Get Task & Purpose in your inbox
Rep. Gallego: Shanahan's involvement in a 'cover-up' of the Niger attack is disqualifying
Rep. Ruben Gallego (D-Ariz.) is urging senators to vote against Patrick Shanahan's nomination as defense secretary, claiming Shanahan has mishandled an investigation into a 2017 ambush in Niger that left four U.S. soldiers dead.
"He should be worried about what lessons we could have learned from this Niger ambush and also who were the general officers that were responsible for making these big mistakes that cost these men's lives," Gallego told Task & Purpose on Thursday. "We as a public have a right to know that and he is part of the problem and not the solution."
A Marine infantry veteran, Gallego also noted that no senior leaders have been disciplined following the ambush.
"Everything we're seeing right now is basically a cover-up that's occurring at the Pentagon and among general officers," Gallego said.
Army Staff Sgt. Bryan C. Black, Staff Sgt. Jeremiah W. Johnson, Staff Sgt. Dustin M. Wright, and Sgt. La David T. Johnson were killed on Oct. 4. 2017 after their convoy was attacked by ISIS fighters near the village of Tongo Tongo.

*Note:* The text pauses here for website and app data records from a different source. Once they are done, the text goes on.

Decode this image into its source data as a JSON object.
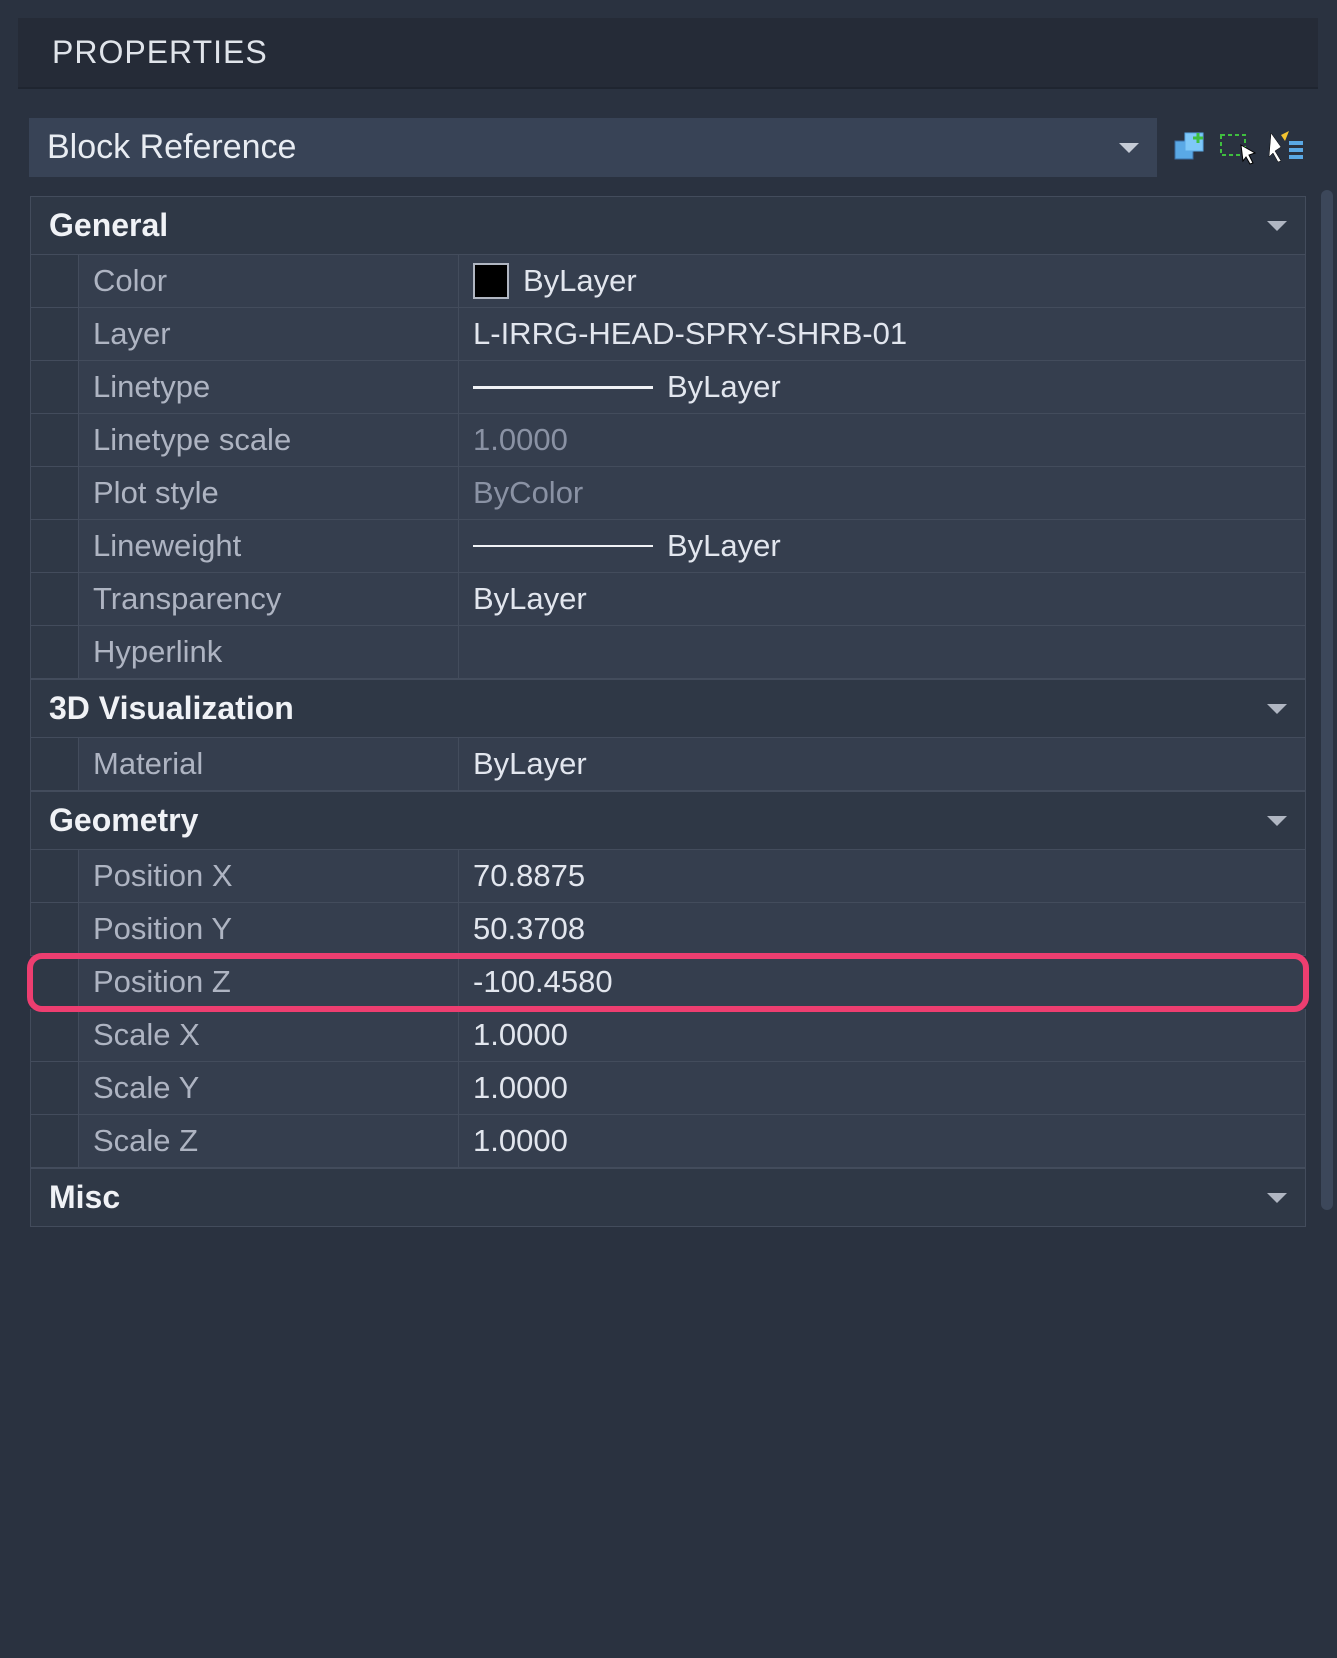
{
  "panel_title": "PROPERTIES",
  "selector": {
    "label": "Block Reference"
  },
  "sections": {
    "general": {
      "title": "General",
      "rows": {
        "color": {
          "label": "Color",
          "value": "ByLayer"
        },
        "layer": {
          "label": "Layer",
          "value": "L-IRRG-HEAD-SPRY-SHRB-01"
        },
        "linetype": {
          "label": "Linetype",
          "value": "ByLayer"
        },
        "linetype_scale": {
          "label": "Linetype scale",
          "value": "1.0000"
        },
        "plot_style": {
          "label": "Plot style",
          "value": "ByColor"
        },
        "lineweight": {
          "label": "Lineweight",
          "value": "ByLayer"
        },
        "transparency": {
          "label": "Transparency",
          "value": "ByLayer"
        },
        "hyperlink": {
          "label": "Hyperlink",
          "value": ""
        }
      }
    },
    "visualization": {
      "title": "3D Visualization",
      "rows": {
        "material": {
          "label": "Material",
          "value": "ByLayer"
        }
      }
    },
    "geometry": {
      "title": "Geometry",
      "rows": {
        "pos_x": {
          "label": "Position X",
          "value": "70.8875"
        },
        "pos_y": {
          "label": "Position Y",
          "value": "50.3708"
        },
        "pos_z": {
          "label": "Position Z",
          "value": "-100.4580"
        },
        "scale_x": {
          "label": "Scale X",
          "value": "1.0000"
        },
        "scale_y": {
          "label": "Scale Y",
          "value": "1.0000"
        },
        "scale_z": {
          "label": "Scale Z",
          "value": "1.0000"
        }
      }
    },
    "misc": {
      "title": "Misc"
    }
  }
}
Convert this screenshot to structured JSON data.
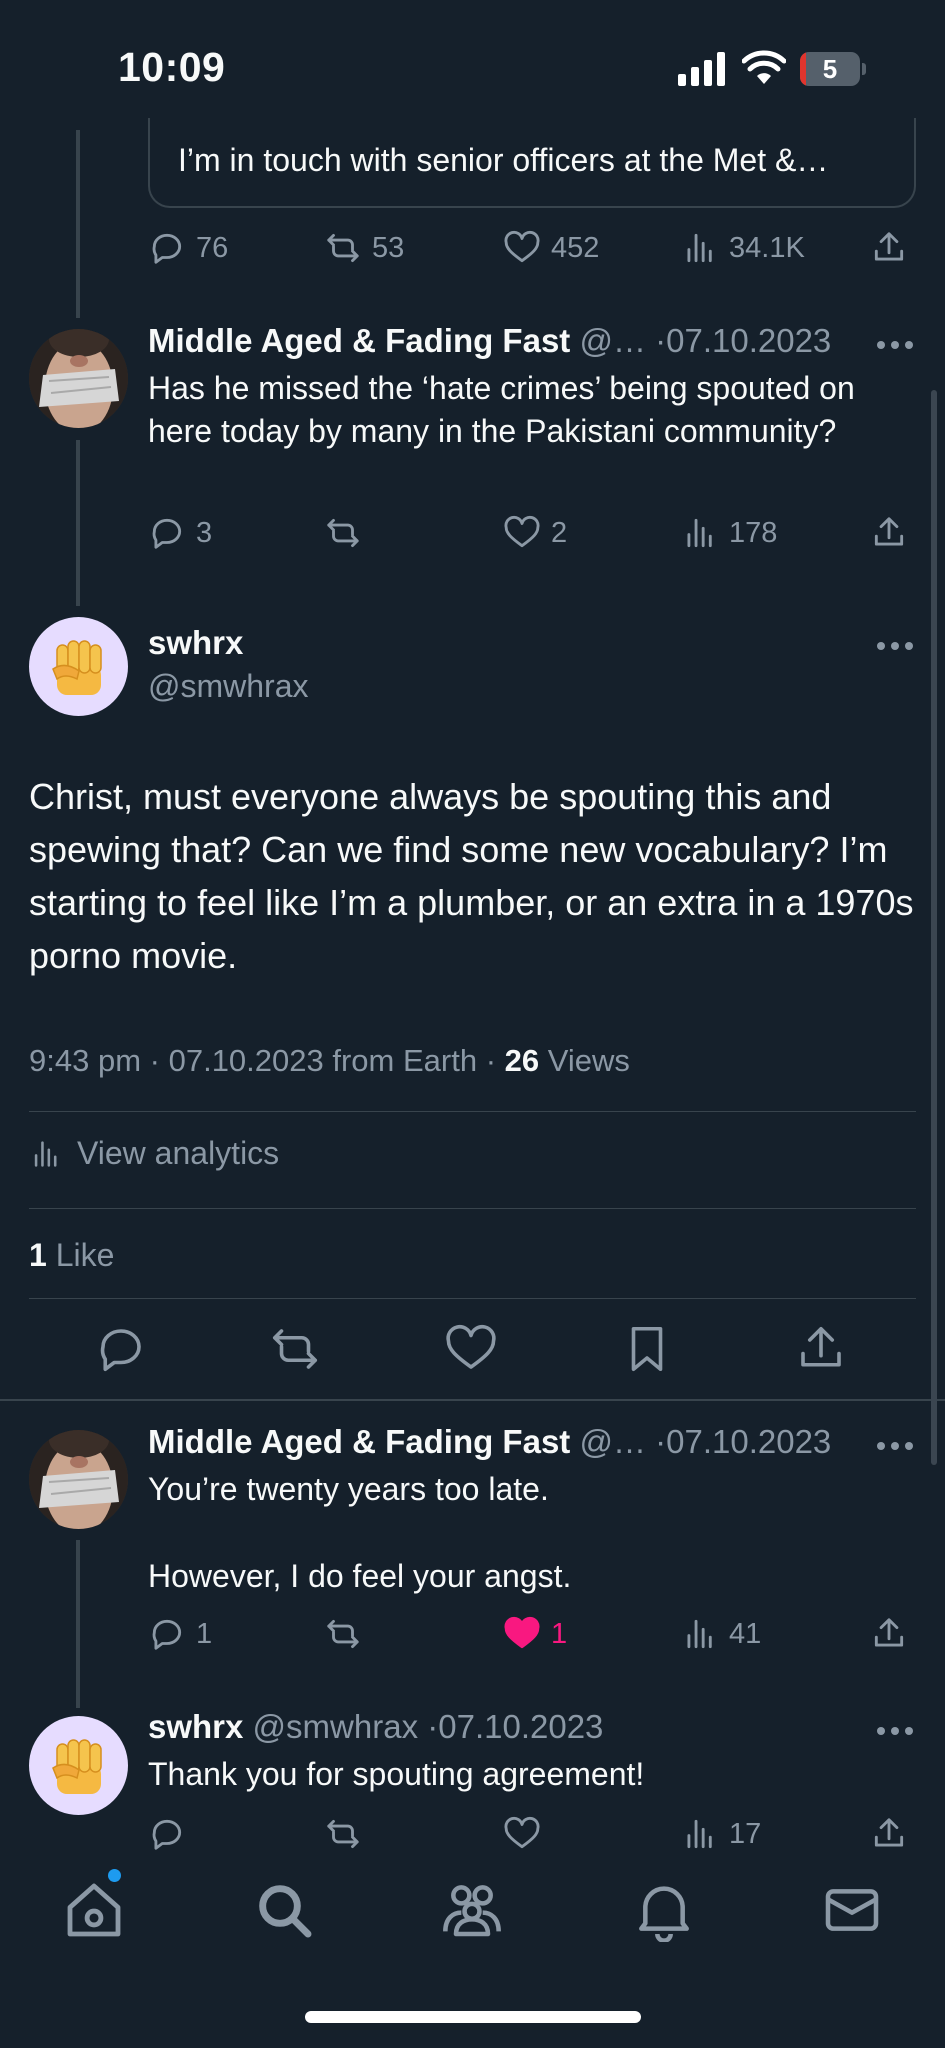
{
  "status_bar": {
    "time": "10:09",
    "battery_level": "5",
    "battery_fraction": 0.05
  },
  "quoted_tweet": {
    "text": "I’m in touch with senior officers at the Met &…"
  },
  "quoted_tweet_stats": {
    "replies": "76",
    "reposts": "53",
    "likes": "452",
    "views": "34.1K"
  },
  "reply_1": {
    "name": "Middle Aged & Fading Fast",
    "handle": "@…",
    "date": "07.10.2023",
    "text": "Has he missed the ‘hate crimes’ being spouted on here today by many in the Pakistani community?",
    "replies": "3",
    "reposts": "",
    "likes": "2",
    "views": "178"
  },
  "main_tweet": {
    "name": "swhrx",
    "handle": "@smwhrax",
    "text": "Christ, must everyone always be spouting this and spewing that? Can we find some new vocabulary? I’m starting to feel like I’m a plumber, or an extra in a 1970s porno movie.",
    "time": "9:43 pm",
    "date": "07.10.2023",
    "source": "from Earth",
    "views_count": "26",
    "views_label": "Views",
    "analytics_label": "View analytics",
    "likes_count": "1",
    "likes_label": "Like"
  },
  "reply_2": {
    "name": "Middle Aged & Fading Fast",
    "handle": "@…",
    "date": "07.10.2023",
    "text_line1": "You’re twenty years too late.",
    "text_line2": "However, I do feel your angst.",
    "replies": "1",
    "reposts": "",
    "likes": "1",
    "views": "41",
    "liked": true
  },
  "reply_3": {
    "name": "swhrx",
    "handle": "@smwhrax",
    "date": "07.10.2023",
    "text": "Thank you for spouting agreement!",
    "replies": "",
    "reposts": "",
    "likes": "",
    "views": "17"
  },
  "separator": "·",
  "tab_bar": {
    "tabs": [
      "home",
      "search",
      "communities",
      "notifications",
      "messages"
    ]
  },
  "colors": {
    "background": "#15202b",
    "like": "#f91880",
    "accent": "#1d9bf0",
    "muted": "#8b98a5",
    "divider": "#38444d"
  }
}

In March, Shanahan announced he had ordered a new review into the matter after Gallego pressed him about why the families of the four fallen soldiers had not received redacted copies of the investigation into the ambush nearly two years after the fact and why the Pentagon had failed to tell Congress which of the investigation's recommendations have been implemented.
"To the families: I'm not trying to delay a report," Shanahan said in April. "When I undertook the role, I wanted time to review the investigation, and really this is just an expedited way for me to make sure I have enough time to understand the reports and the details, so I expect this to go very, very quickly."
But Gallego said he has been underwhelmed by Shanahan's promises to complete the review quickly. He questioned why the Pentagon is withholding a completed investigation that was ordered by former Defense Secretary James Mattis.
"The only benefit, obviously, of the new review is they are at least getting outside the chain of command of Africa Command and actually have somebody look at this independently," Gallego said. "But at the same time, why have you not released the initial review?"
Shanahan's spokesman Army Lt. Col. Joe Buccino told Task & Purpose on Thursday that the latest Niger review is expected to be completed within the next two weeks, after which Shanahan will disclose its results.
But Gallego has other objections to Shanahan's nomination as defense secretary. In a statement issued on Thursday, he urged senators not to confirm Shanahan, whom he accused of leaving vacant positions in the Pentagon unfilled and serving as "the man at the helm for the Department of Defense's unconstitutional theft of resources for Trump's dumb border wall."
"What's in the long-term best interests of the Department of Defense and our armed services, I think, we should have someone who is more independent from Donald Trump than this man," Gallego said.
UPDATE: This story was updated on May 9 with comments from Army Lt. Col. Joe Buccino.
SEE ALSO: Senior Army General Reportedly Asked Whether Green Beret Ambushed In Niger Was Eligible For Medal Of Honor
WATCH NEXT: The Pentagon's Niger Ambush Recreation
For U.S. service members who have fought alongside the Kurds, President Donald Trump's decision to approve repositioning U.S. forces in Syria ahead of Turkey's invasion is a naked betrayal of valued allies.
"I am ashamed for the first time in my career," one unnamed special operator told Fox News Jennifer Griffin.
In a Twitter thread that went viral, Griffin wrote the soldier told her the Kurds were continuing to support the United States by guarding tens of thousands of ISIS prisoners even though Turkey had nullified an arrangement under which U.S. and Turkish troops were conducting joint patrols in northeastern Syria to allow the Kurdish People's Protection Units, or YPG, to withdraw.
"The Kurds are sticking by us," the soldier told Griffin. "No other partner I have ever dealt with would stand by us."
Defense Secretary Mark Esper has confirmed that a nightmare scenario has come to pass: Captured ISIS fighters are escaping as a result of Turkey's invasion of Kurdish-held northeast Syria.
Turkey's incursion has led to "the release of many dangerous ISIS detainees," Esper said in a statement on Monday.
Video footage of a purported "bombing of Kurd civilians" by Turkish military forces shown on ABC News appeared to be a nighttime firing of tracer rounds at a Kentucky gun range.
The U.S. military's seemingly never-ending mission supporting civil authorities along the southwestern border will last at least another year.
On Sept. 3, Defense Secretary Mark Esper approved a request from the Department of Homeland Security to provide a total of up to 5,500 troops along the border until Sept. 30, 2020, Lt. Gen. Laura Richardson, commander of U.S. Army North, said on Monday.